You must communicate. Ok, some of these matters, you’ll just need to relax on. But more serious and legitimate problems can’t be left to fester in your mind. The key is to hone the skillset of discussing these things nicely. Some ground rules will help you do this.


  1. Be gentle and kind. Pretend like you have to bring up a problem to someone you really respect, like the President or the Dalai Lama. You wouldn’t just launch in with angry accusations. Ease in, and be respectful.
  2. Offer a solution if you can.
  3. Actually listen to what they have to say, and don’t interrupt.
  4. Try talking softly. Make an effort to maintain this voice level.
  5. Don’t dredge up the past. Talk about the matter at hand.
  6. No name calling.


  1. Problem: Your “together routine” is boring.

The classic solution to loss of attraction is to spend more time together, right? But often what couples choose to do together is the problem.
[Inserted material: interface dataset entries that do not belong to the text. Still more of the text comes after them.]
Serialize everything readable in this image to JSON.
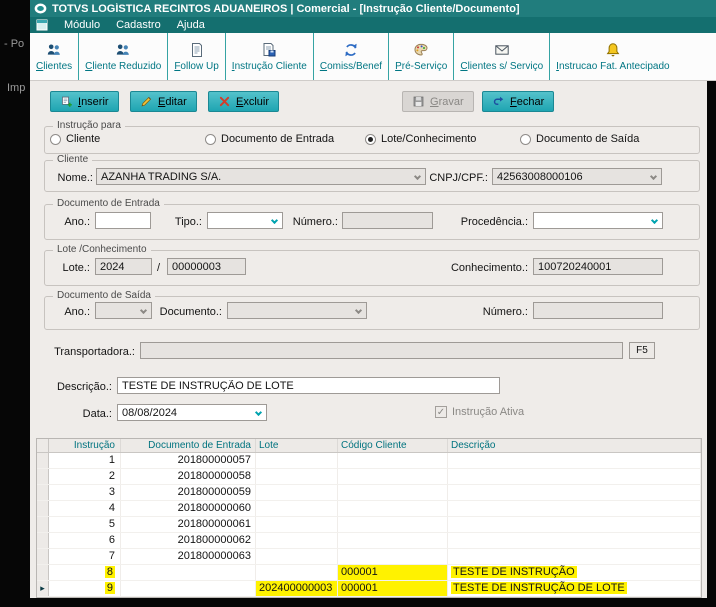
{
  "desktop": {
    "fragments": [
      "- Po",
      "Imp"
    ]
  },
  "titlebar": {
    "title": "TOTVS LOGÍSTICA RECINTOS ADUANEIROS | Comercial - [Instrução Cliente/Documento]"
  },
  "menubar": {
    "items": [
      "Módulo",
      "Cadastro",
      "Ajuda"
    ]
  },
  "toolbar": {
    "items": [
      {
        "label": "Clientes",
        "icon": "people"
      },
      {
        "label": "Cliente Reduzido",
        "icon": "people"
      },
      {
        "label": "Follow Up",
        "icon": "page"
      },
      {
        "label": "Instrução Cliente",
        "icon": "page-save"
      },
      {
        "label": "Comiss/Benef",
        "icon": "refresh"
      },
      {
        "label": "Pré-Serviço",
        "icon": "paint"
      },
      {
        "label": "Clientes s/ Serviço",
        "icon": "mail"
      },
      {
        "label": "Instrucao Fat. Antecipado",
        "icon": "bell"
      }
    ]
  },
  "actions": {
    "inserir": "Inserir",
    "editar": "Editar",
    "excluir": "Excluir",
    "gravar": "Gravar",
    "fechar": "Fechar"
  },
  "form": {
    "instrucao_para": {
      "legend": "Instrução para",
      "options": [
        {
          "label": "Cliente",
          "selected": false
        },
        {
          "label": "Documento de Entrada",
          "selected": false
        },
        {
          "label": "Lote/Conhecimento",
          "selected": true
        },
        {
          "label": "Documento de Saída",
          "selected": false
        }
      ]
    },
    "cliente": {
      "legend": "Cliente",
      "nome_label": "Nome.:",
      "nome_value": "AZANHA TRADING S/A.",
      "cnpj_label": "CNPJ/CPF.:",
      "cnpj_value": "42563008000106"
    },
    "documento_entrada": {
      "legend": "Documento de Entrada",
      "ano_label": "Ano.:",
      "ano_value": "",
      "tipo_label": "Tipo.:",
      "tipo_value": "",
      "numero_label": "Número.:",
      "numero_value": "",
      "procedencia_label": "Procedência.:",
      "procedencia_value": ""
    },
    "lote_conhecimento": {
      "legend": "Lote /Conhecimento",
      "lote_label": "Lote.:",
      "ano_value": "2024",
      "separator": "/",
      "numero_value": "00000003",
      "conhecimento_label": "Conhecimento.:",
      "conhecimento_value": "100720240001"
    },
    "documento_saida": {
      "legend": "Documento de Saída",
      "ano_label": "Ano.:",
      "ano_value": "",
      "documento_label": "Documento.:",
      "documento_value": "",
      "numero_label": "Número.:",
      "numero_value": ""
    },
    "transportadora": {
      "label": "Transportadora.:",
      "value": "",
      "f5_label": "F5"
    },
    "descricao": {
      "label": "Descrição.:",
      "value": "TESTE DE INSTRUÇÃO DE LOTE"
    },
    "data": {
      "label": "Data.:",
      "value": "08/08/2024"
    },
    "instrucao_ativa": {
      "label": "Instrução Ativa",
      "checked": true
    }
  },
  "grid": {
    "columns": [
      "Instrução",
      "Documento de Entrada",
      "Lote",
      "Código Cliente",
      "Descrição"
    ],
    "current_row_marker": "▸",
    "rows": [
      {
        "instrucao": "1",
        "doc_entrada": "201800000057",
        "lote": "",
        "codigo_cliente": "",
        "descricao": "",
        "highlight": false,
        "current": false
      },
      {
        "instrucao": "2",
        "doc_entrada": "201800000058",
        "lote": "",
        "codigo_cliente": "",
        "descricao": "",
        "highlight": false,
        "current": false
      },
      {
        "instrucao": "3",
        "doc_entrada": "201800000059",
        "lote": "",
        "codigo_cliente": "",
        "descricao": "",
        "highlight": false,
        "current": false
      },
      {
        "instrucao": "4",
        "doc_entrada": "201800000060",
        "lote": "",
        "codigo_cliente": "",
        "descricao": "",
        "highlight": false,
        "current": false
      },
      {
        "instrucao": "5",
        "doc_entrada": "201800000061",
        "lote": "",
        "codigo_cliente": "",
        "descricao": "",
        "highlight": false,
        "current": false
      },
      {
        "instrucao": "6",
        "doc_entrada": "201800000062",
        "lote": "",
        "codigo_cliente": "",
        "descricao": "",
        "highlight": false,
        "current": false
      },
      {
        "instrucao": "7",
        "doc_entrada": "201800000063",
        "lote": "",
        "codigo_cliente": "",
        "descricao": "",
        "highlight": false,
        "current": false
      },
      {
        "instrucao": "8",
        "doc_entrada": "",
        "lote": "",
        "codigo_cliente": "000001",
        "descricao": "TESTE DE INSTRUÇÃO",
        "highlight": true,
        "current": false
      },
      {
        "instrucao": "9",
        "doc_entrada": "",
        "lote": "202400000003",
        "codigo_cliente": "000001",
        "descricao": "TESTE DE INSTRUÇÃO DE LOTE",
        "highlight": true,
        "current": true
      }
    ]
  },
  "colors": {
    "titlebar": "#217D7D",
    "menubar": "#146F6F",
    "accent_teal": "#00A3AF",
    "toolbar_text": "#007683",
    "button_face": "#1FA5B2",
    "highlight": "#FFF200",
    "grid_header_text": "#00737F"
  }
}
You probably go out to eat, watch a movie on the couch, go to the cinema, or maybe go to a party.


Solution: Try new experiences together.

Experiencing new things together helps bring back some of the thrills you had when you were first dating. You’re in a rut with your honey, and you have to get excited, and go look for some adventure. Try canoeing, travel, art classes, charter fishing, going to a museum, doing a home improvement projects, or just cooking together.


  1. Problem: You feel like you shouldn’t have to put forth effort.

Often in long-term relationships and marriages, we feel like everything should be honky dory without even trying. Your partner is your soul mate, right? So you’re in love, and it’s a done deal no matter what, right?


Even if you feel like zoning out in front of the TV instead of talking. Even if you forgot his birthday, “Oh well!” Even if you’ve stopped going to the gym.


Well, no. In fact


Solution: Realize that effort counts.

You didn’t fall in love with a slob who plops down on the TV for four hours every night and goes to bed with cheesy ball dust on their pajamas. Neither did your spouse. Often this form of “letting yourself go” or even just acting out in general in the relationship are tactics to avoid other problems.


But they do affect your relationship. You don’t have to be perfect, but yes, effort does matter. It matters for your partner and for you. Invest in yourself. You’re worth it.


In addition, you might have to sit down—perhaps together—and see where you may have dropped the ball on some things. Do you …


  • Say “I love you” ?(with meaning)
  • Have sex?
  • Buy each other gifts?
  • Do little chores for each other?
  • Pay attention to the current storylines in each other’s lives? (perhaps with friends or at work or school)
  • Listen attentively when they speak?
  • Hold hands?
  • Rub their back?
  • Take care of them when they feel bad? (physically or mentally)


All of these words and acts are part the relationships that great couples have—and they’re especially active in those relationships wherein the attraction is bubbling over. This is because the level of intimacy you have with someone—how closely you interact—is positively correlated with romantic attraction.


In other words, the more effort you put into the nuts and bolts of the relationship, the more passionately you’ll want to get them in the sack.


Don’t Give Up


Attraction is only one of the many benefits you get from being in a good relationship. You are hopefully also giving and receiving: support, friendship, safety, joy and—as science shows—better health.


That’s why it’s important not to give up even if the spark fades in your relationship. You can find it again. Try these tips, and see how they work for you.



Good luck!